State officials are not sure how the H7N2 strain was introduced to the Shenandoah Valley. Theories range from infected wild birds to ill poultry imported from New York and New Jersey, where the virus is active. There is no indication this latest epornitic started with the breeder turkeys in Rockingham County, however.
Virginia is considered progressive in its surveillance for avian influenza, according to Bauhan of the poultry federation. Flocks are routinely tested for avian influenza prior to slaughter. There is some serologic testing but the majority is done by tracheal swab.
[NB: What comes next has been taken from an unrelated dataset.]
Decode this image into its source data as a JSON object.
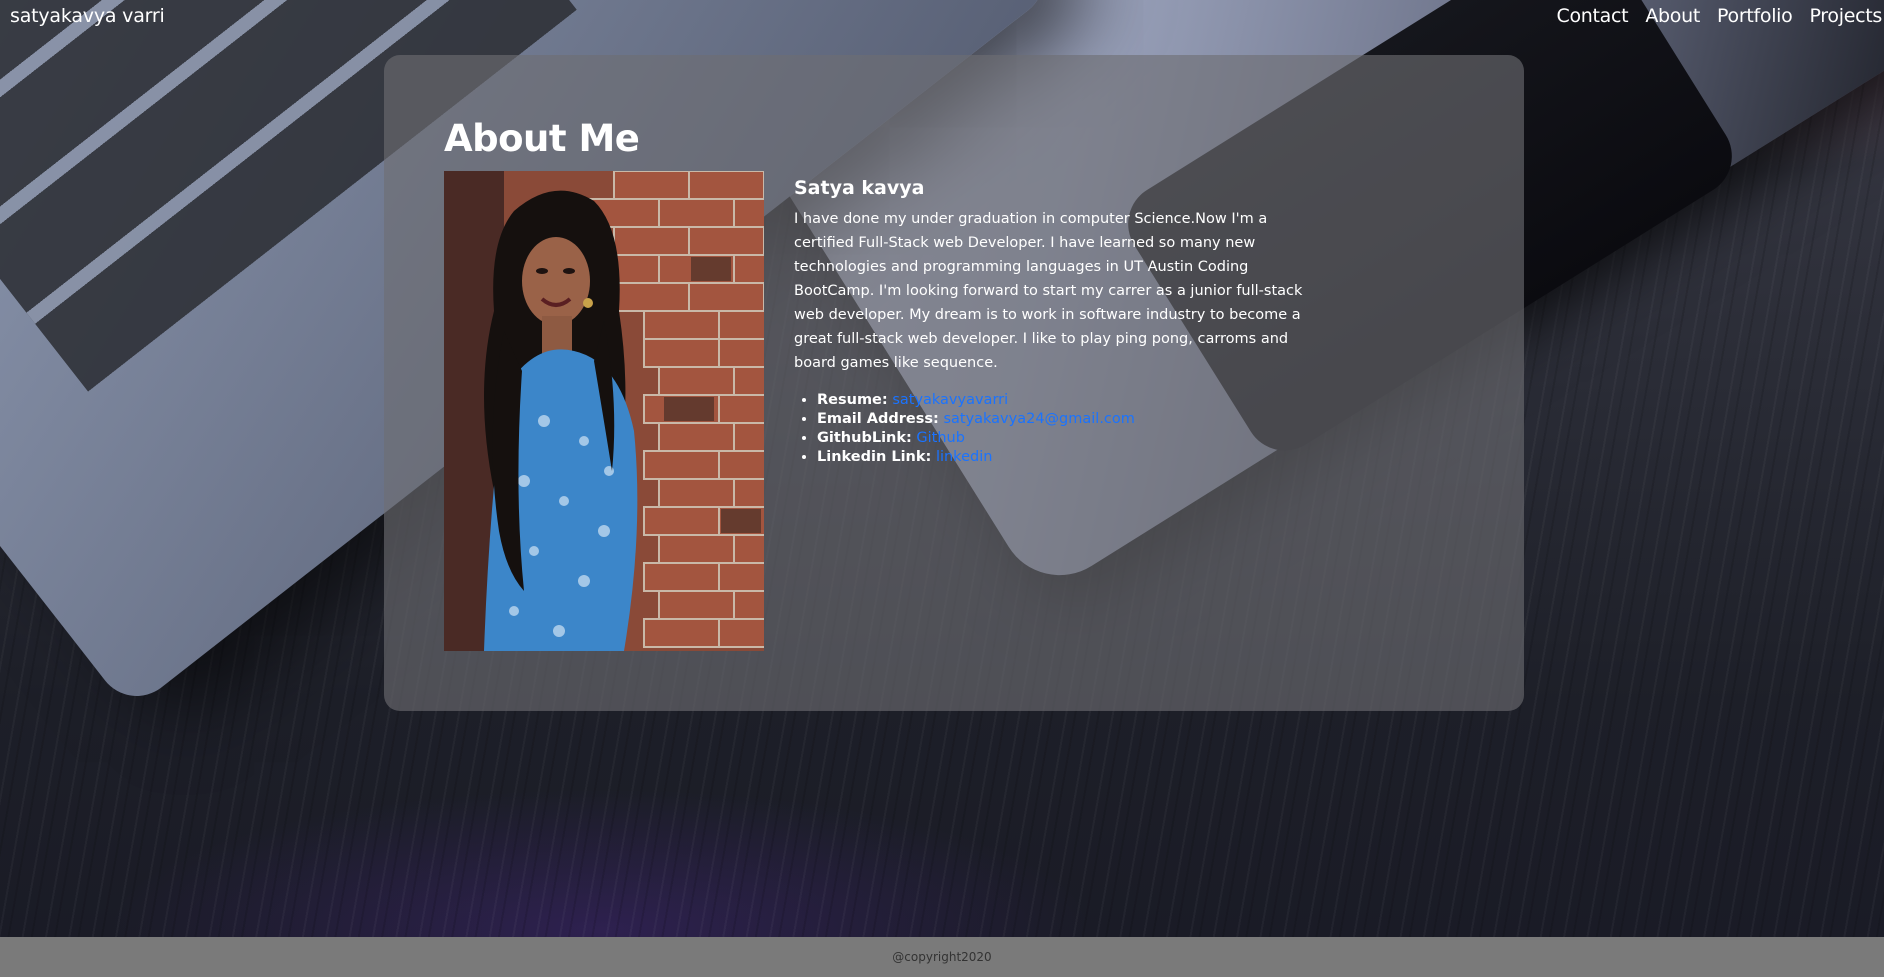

A single case of avian influenza was discovered in 1999 and an outbreak was averted.
Now, the agriculture and consumer services department has implemented a mandatory preslaughter testing policy for all breeder birds, commercial turkeys, and broilers, including required testing of any flocks with respiratory signs.
Samples are divided among the USDA's National Veterinary Services Laboratories in Ames, Iowa, and several regional veterinary diagnostic laboratories.
Farms with a flock that tests positive for the virus are quarantined and the poultry company is responsible for destroying the birds within 24 hours. Carbon monoxide is the most common means of euthanasia.
On-farm burial or composting of carcasses is allowed with a permit from the state Department of Environmental Quality. Other accepted disposal methods are incineration and burial at a sanitary landfill. Bauhan says disposal costs alone are already several million dollars.